Gates had criticism for both the CTA and Metra at a Wednesday meeting, saying he was "very concerned about Metra and the CTA's reponse" to the so-called "polar vortex," and inconveniences to riders.
Metra has been under fire for multiple delays and cancellations.
The review, which is not an official audit, will also include research into Metra's contracts with two major railroads, Union Pacific and BNSF. UP stranded passengers for about 40 minutes in below-zero temperatures Jan. 6 at an unheated station in Chicago when administrators decided to turn an outbound Northwest Line train into an express to Crystal Lake.
Meanwhile, BNSF riders suffered through myriad delays that continued into this week.
Metra Interim CEO Don Orseno apologized Tuesday for the problems and blamed the majority of issues on ice and snow getting into switches, which take time to manually clear.

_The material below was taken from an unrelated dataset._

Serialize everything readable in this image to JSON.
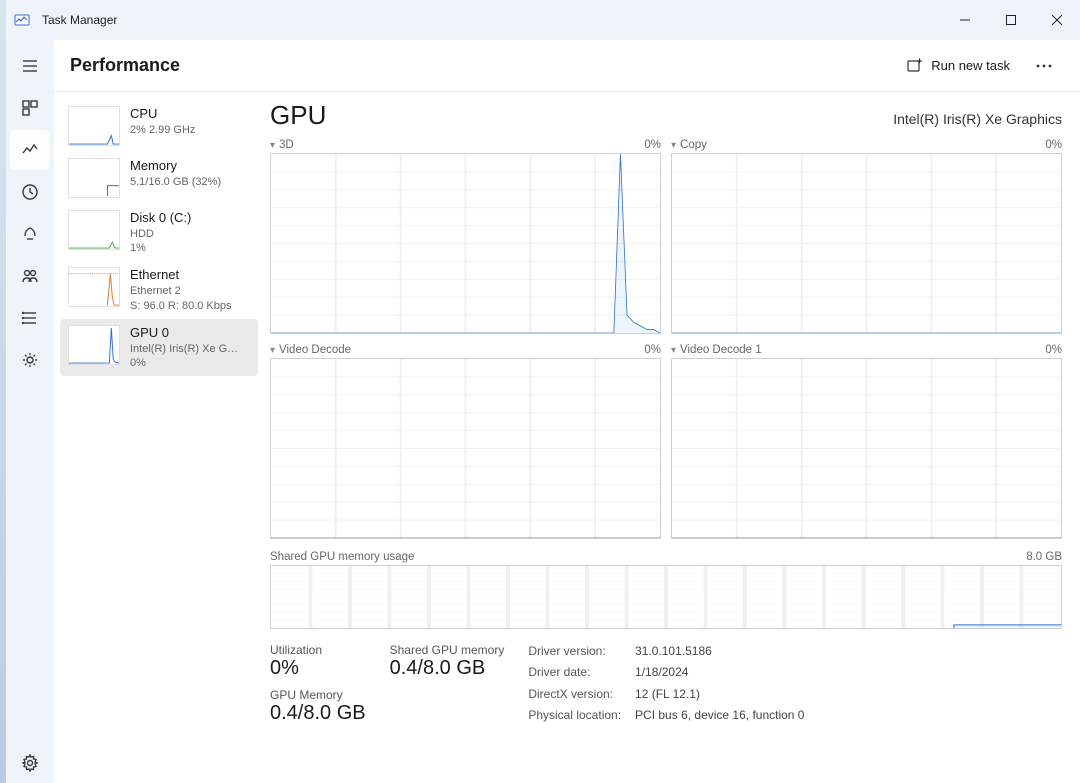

He is expected to appear before the RTA in February to recap Metra's response to the polar vortex, when temperatures dropped to 16 below zero.
Gates also called Metra's communication with riders "quite poor."
He noted the agency has more than $9 billion in capital needs over 10 years and suggested its leaders consider borrowing money to fix outdated equipment.
Meanwhile Union Pacific spokesman Mark Davis said via email the railway "apologizes for the recent equipment shortages on many of your rush hour trains and delays during the storms. Because of the recent storms, much of our equipment sustained weather damage and as a result is out of service and getting thoroughly repaired. We are doing everything to get the equipment in good working order so we may return to our normal operations on time and safely.
"Our operating team has been working with Metra's operating team to review train delays during the severe winter weather and determine what can be done to reduce or eliminate those delays."
Regarding borrowing, Metra doesn't have a sufficient cash stream to pay back the debt, spokesman Michael Gillis said.
"We will of course provide them with whatever information they seek," he added. "We had a meeting today that included top Metra management and the leaders from the engineering, mechanical and transportation departments for all our lines, including BNSF and UP. The purpose was to share things we did right and things we did wrong, so the next time we encounter similar issues we can do better."
CTA spokesman Brian Steele said the CTA performed well under stressful conditions.
"Unlike other commuter and intercity rail, CTA's trains and buses remained running 24/7 throughout the record cold," Steele said. On Jan. 6 and 7, "CTA provided about 4,200 rail trips and more than 36,000 bus trips. The vast majority of those were either on time or slightly delayed. While there were a handful of longer weather-related delays, service continued throughout the entire city. Trips weren't canceled, and customers were not stranded without options."
The Regional Transportation Authority is the oversight agency for Metra, Pace and the CTA.